The good news

However there is even better way now. The gene causing the problem is thought to be a single gene and has been identified. A dna screening protocol has been established at the Veterinary Genetics Laboratory, which is part of the University of California in Davis, CA. Even better still, the methods have been verified and adopted at the Langford Veterinary Diagnostic Laboratory at Bristol Veterinary School. There are likely to be others in the UK who will also offer the dna test. Bristol has worked with FAB to make this testing method as easy for owners, breeders and Vets. Cats may be tested virtually at any time; kittens should be fully weaned to exclude traces of the mothers dna. Samples are taken by collecting cells from the inside of the cat’s mouth on sterile swabs. Blood samples can be used but the mouth swabs (technical term: buccal swab) are so easy, painless and convenient that really there is no choice. For FAB recognition, the swabs should be taken by a Vet and the cat uniquely identified by its microchip. The Vet sends the samples off to Bristol and the result comes back in a week or so. The dna method of diagnosis is much more precise that the scanning method and considerably less stressful for the cat. Exotic Cat Club Members can apply for discounts for genetic testing carried out by Langford Veterinary Services in Bristol. A prices list is shown here. Follow this link for more details. The Breed Society Promotional Code can be obtained by emailing the Club Secretary. FAB are establishing a PKD Negative Register and building up statistics on the occurrences.

Ultrascan of a normal kidney

Ultrascan of a normal kidney

Ultrascan showing a cyst

Ultrascan of a kidney showing a cyst

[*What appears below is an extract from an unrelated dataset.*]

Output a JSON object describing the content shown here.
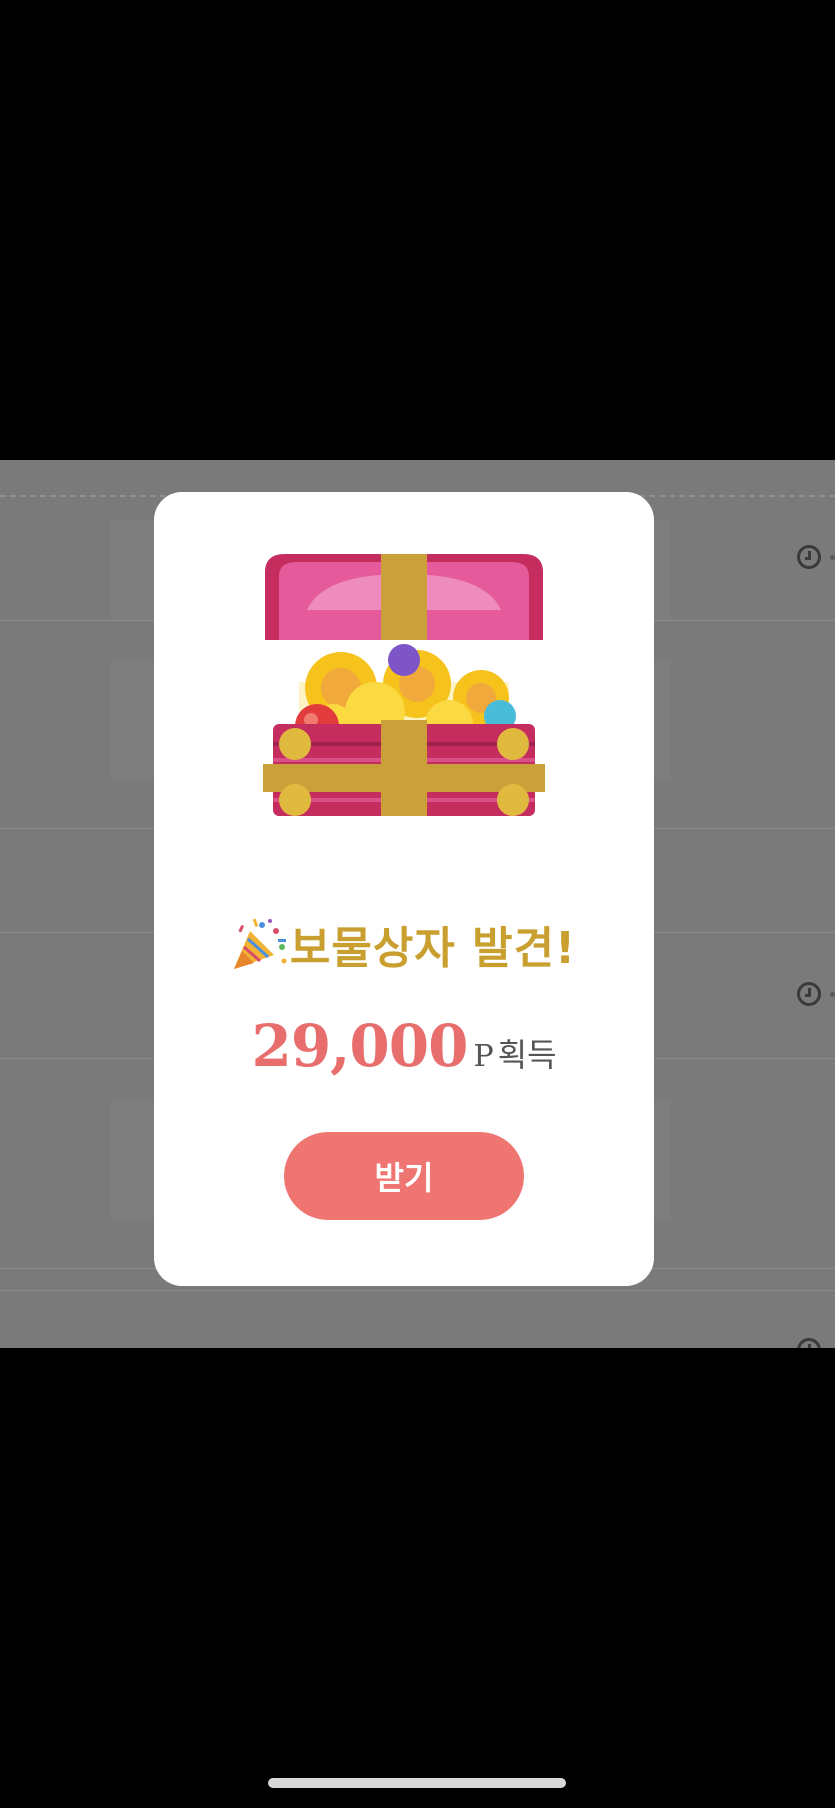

How are cats effected?

PKD is NOT contagious. Studies indicate that it is an autosomal dominant inherited disease. As such the disease will show if one gene is present. This can be derived from either the mother or father or both parents. Thus if one parent shows the disease and the other does not, there is 50% probability that the progeny will carry the gene and thus show the disease. A limitation of the scanning technique is that where as a cat can be identified as positive, it may not be possible to guarantee a cat is negative! It can really only be said that cysts were not detected as they may develop later in life. The advantage of the dna test is that the test gives a much more reliable result. A form of PKD is also seen in humans and here it is thought that there may be more than one gene as the cause. We shall just have to wait and see if the cat PKD dna test totally eliminates this disease, but without doubt it will have a very significant benefit to the breed.

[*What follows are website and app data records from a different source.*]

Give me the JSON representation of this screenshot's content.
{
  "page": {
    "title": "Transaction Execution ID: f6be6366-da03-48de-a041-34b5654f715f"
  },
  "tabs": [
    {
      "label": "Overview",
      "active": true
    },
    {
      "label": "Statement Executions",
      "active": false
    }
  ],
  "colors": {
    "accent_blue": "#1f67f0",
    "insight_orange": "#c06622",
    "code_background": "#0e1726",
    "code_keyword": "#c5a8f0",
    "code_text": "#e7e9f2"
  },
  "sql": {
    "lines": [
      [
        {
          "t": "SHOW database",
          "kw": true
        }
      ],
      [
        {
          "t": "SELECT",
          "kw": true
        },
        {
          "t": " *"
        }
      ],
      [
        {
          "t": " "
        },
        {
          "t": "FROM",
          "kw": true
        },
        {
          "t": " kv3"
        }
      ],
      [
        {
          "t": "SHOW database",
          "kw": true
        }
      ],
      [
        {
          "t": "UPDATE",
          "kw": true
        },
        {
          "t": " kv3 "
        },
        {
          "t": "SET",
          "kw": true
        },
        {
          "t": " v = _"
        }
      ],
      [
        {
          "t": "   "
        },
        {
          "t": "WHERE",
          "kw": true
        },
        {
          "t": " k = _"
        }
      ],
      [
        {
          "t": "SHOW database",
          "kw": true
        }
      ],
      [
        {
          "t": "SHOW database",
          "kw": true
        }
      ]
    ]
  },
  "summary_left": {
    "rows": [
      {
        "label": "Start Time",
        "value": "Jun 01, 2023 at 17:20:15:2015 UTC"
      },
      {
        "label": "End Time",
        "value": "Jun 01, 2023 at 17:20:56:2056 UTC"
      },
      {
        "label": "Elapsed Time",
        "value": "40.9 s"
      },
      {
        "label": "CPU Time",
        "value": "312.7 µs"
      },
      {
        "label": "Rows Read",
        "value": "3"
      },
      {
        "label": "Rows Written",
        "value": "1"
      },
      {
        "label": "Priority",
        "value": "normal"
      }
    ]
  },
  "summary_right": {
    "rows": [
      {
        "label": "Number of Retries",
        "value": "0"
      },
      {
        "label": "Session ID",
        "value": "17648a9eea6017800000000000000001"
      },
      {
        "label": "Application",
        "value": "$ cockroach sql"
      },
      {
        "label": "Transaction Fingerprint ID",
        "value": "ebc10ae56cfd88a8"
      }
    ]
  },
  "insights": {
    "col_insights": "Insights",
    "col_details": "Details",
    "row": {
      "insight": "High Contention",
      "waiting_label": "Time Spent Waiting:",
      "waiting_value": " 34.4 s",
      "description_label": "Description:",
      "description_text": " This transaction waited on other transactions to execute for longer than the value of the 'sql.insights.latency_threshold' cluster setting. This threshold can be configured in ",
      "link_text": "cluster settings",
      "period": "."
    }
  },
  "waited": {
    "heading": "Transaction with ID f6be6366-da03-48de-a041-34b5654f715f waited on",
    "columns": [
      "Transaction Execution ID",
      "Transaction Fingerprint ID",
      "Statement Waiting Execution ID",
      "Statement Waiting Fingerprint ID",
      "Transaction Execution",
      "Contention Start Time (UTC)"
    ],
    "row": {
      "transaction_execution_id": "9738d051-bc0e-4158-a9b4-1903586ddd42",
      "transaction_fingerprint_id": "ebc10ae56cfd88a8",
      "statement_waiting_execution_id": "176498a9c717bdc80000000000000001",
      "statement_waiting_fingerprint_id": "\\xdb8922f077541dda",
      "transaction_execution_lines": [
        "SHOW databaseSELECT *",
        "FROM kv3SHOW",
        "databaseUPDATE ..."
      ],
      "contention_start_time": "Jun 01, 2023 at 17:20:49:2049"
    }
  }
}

What is the treatment?

There is no treatment for this disease. However recognise that the cat live a long and happy life and the effects of PKD may not effect the cats lifestyle. But clearly PKD does effect some and may shorten life.

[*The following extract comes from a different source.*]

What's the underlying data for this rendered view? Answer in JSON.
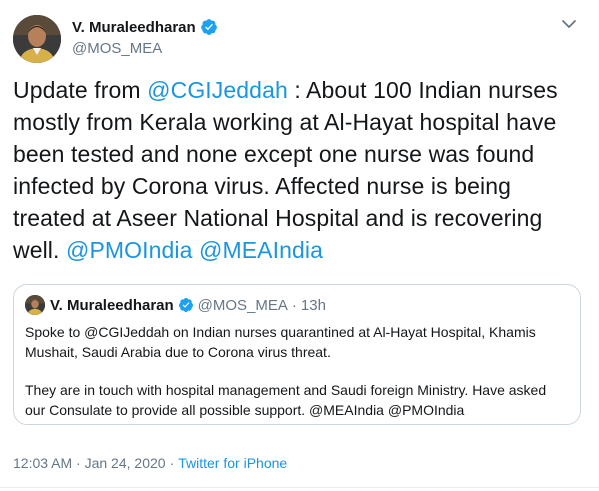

Can PKD be eliminated?

As PKD is the result of an autosomal dominant gene, the disease may be eliminated. The quickest way to eliminate the presence of the disease is to neuter and spay all individuals that are indicated to have the disease. Then if breeding programmes only use cats that have been tested negative, the problem can be totally resolved in ONE generation. However when the gene pool is small or breeding cats have especially valuable qualities, they could be used as some of the progeny will not inherit the disease but some will. Subsequent testing sorts out those who inherited the disease and those that did not. It is a personal decision whether this is ethical or worthwhile.


MOST IMPORTANT - It is nobody's fault. This disease has been around to at least 30 years and probably a lot more. It is now understood a little better. Cats are dying in significant numbers at a young age due to this disease. But it can be eliminated by careful investigation and selection and the cat world must be a better place – isn’t it?

ALWAYS seek the advise of your veterinarian